There is a reference or a methode which by it we can calculate the cohomology of a configuration space of a compact manifold simply connected? It is possible to find a spectral sequence converging to this cohomology (but the CohenTaylor spectral sequence)?

$\begingroup$ What kind of configuration spaces do you have in mind? For example, the configuration space of k points in the 2dimensional disc is the classifying space of the kstrand braid group, and there is a rather large literature on its properties including its cohomology. Is that an example of what you are asking about? $\endgroup$– Lee MosherFeb 23 '13 at 20:04

$\begingroup$ I mean how to calculate the rational cohomology of the configuration space of a compact manifold simply connected in general, or if it is possible determinate a model fot the configuration space, i know that Kriz and Totaro gave a model for the configuration spaces $F(M,k)$ when $M$ is a complex projective manifold, but in general case, it is possible to use the same technics to determinate it? $\endgroup$– Hicham YamoulFeb 23 '13 at 22:05

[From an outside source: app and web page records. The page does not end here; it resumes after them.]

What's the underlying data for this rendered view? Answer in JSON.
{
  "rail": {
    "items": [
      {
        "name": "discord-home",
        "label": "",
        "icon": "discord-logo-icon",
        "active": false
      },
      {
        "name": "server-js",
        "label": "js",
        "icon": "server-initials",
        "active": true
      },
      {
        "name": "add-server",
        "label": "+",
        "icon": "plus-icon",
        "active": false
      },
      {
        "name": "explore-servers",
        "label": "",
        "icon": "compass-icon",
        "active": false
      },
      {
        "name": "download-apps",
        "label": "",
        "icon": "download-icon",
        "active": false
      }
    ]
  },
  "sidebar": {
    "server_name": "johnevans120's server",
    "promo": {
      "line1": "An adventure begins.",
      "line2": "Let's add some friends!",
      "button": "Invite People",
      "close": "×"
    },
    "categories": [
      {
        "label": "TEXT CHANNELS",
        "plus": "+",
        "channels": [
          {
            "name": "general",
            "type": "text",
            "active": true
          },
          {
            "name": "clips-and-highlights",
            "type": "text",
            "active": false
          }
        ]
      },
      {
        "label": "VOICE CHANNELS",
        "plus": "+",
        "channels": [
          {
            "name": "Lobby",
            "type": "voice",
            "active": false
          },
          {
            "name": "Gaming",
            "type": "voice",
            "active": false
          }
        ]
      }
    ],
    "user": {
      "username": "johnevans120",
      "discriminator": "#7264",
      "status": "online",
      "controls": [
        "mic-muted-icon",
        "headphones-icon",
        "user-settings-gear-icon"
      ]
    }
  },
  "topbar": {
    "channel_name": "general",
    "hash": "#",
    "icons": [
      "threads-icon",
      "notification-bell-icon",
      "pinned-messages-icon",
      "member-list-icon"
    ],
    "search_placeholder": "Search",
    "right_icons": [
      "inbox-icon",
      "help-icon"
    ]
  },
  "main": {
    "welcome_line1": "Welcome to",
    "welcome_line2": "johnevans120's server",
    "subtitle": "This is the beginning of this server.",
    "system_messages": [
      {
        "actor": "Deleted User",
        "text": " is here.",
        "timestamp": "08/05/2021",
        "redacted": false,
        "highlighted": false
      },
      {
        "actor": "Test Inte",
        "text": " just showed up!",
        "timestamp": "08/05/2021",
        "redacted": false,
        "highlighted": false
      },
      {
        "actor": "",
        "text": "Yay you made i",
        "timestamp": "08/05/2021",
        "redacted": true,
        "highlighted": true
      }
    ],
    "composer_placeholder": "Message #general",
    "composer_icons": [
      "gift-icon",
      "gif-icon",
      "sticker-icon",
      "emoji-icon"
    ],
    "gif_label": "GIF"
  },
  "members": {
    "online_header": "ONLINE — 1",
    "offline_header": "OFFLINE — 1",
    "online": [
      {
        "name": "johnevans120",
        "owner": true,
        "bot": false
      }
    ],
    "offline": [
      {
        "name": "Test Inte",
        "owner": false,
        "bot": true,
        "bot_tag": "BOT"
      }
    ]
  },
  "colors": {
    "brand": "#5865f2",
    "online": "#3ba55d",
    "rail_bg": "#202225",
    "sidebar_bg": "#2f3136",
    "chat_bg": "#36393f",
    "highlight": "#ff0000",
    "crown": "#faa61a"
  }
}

$\begingroup$ Let me rephrase my question. What definition of a configuration space are you using? For example, is the space of kelement subsets of the 2dimensional disc an example of your type of configuration space? The terminology "configuration space" is not completely standard, hence the need to state what definition you are using. $\endgroup$– Lee MosherFeb 24 '13 at 5:14

$\begingroup$ @Lee Mosher: here configuration space means $F(M,k) = M^k \setminus \Delta$ where $\Delta$ is the "big diagonal". $\endgroup$– Dan PetersenFeb 24 '13 at 8:18

$\begingroup$ I use the classical the following definition of ordered configuration space: Let $M$ an $m$dimensional manifold. The space of ordered configurations of $k$ pointsis the space $$F(M,k)=\{(x_1,...,x_k)\in M^k ;x_i\neq x_j for i\neq j \}$$, and we ask to find the rational cohomology of this space. $\endgroup$– Hicham YamoulFeb 24 '13 at 9:57
Shameless promotion ahead. If you are interested in cohomology with base field $\mathbb{R}$, then:
 For simply connected manifolds without boundary you have my paper and a paper of Campos and Willwacher. Both papers give socalled "real models" for the configuration spaces; these models are commutative differential graded algebras, and in particular the cohomology of the model is the cohomology of the configuration space.
 For simply connected manifolds with boundary (and interiors of such manifolds, it's the same thing), we have a paper with Campos, Lambrechts, and Willwacher, where we also give a real model (several, in fact). If $\dim M \ge 4$ then this model is fairly explicit, otherwise it's complicated.
Besides all the models we give are equipped with a symmetric group action that models the natural symmetric group action on $\operatorname{Conf}_k(M)$, so if you are interested in unordered configuration spaces then you can compute their cohomology by considering invariants.
I would be extremely surprised if there was anything other than the CohenTaylor spectral sequence that you can do in this generality.
As you know, the first nontrivial page of CohenTaylor spectral sequence depends only on the ring $H^\bullet(M)$. I think it's written up somewhere that the higher order differentials are defined by Massey products on $M$. In particular the result you refer to in a comment that $H^\bullet(F(M,n))$ (or its associated graded) can be computed explicitly from $H^\bullet(M)$ extends to arbitrary formal manifolds $M$, not just smooth projective varieties. And if you give yourself a minimal model of $M$ you should be able to compute $H^\bullet(F(M,n))$ for all $n$ as well (but not a minimal model of $F(M,n)$  see the paper of Longoni and Salvatore).

$\begingroup$ The paper of Longoni and Salvatore shows that configuration spaces are not homotopy invariant in the nonsimply connected case. I believe the question of whether the rational homotopy type of $F(M,n)$ is an invariant of rational homotopy type of simplyconnected closed $M$ is still open. See the paper eudml.org/doc/116129 of Lambrechts and Stanley, which treats the $2$connected case. $\endgroup$ Feb 25 '13 at 7:29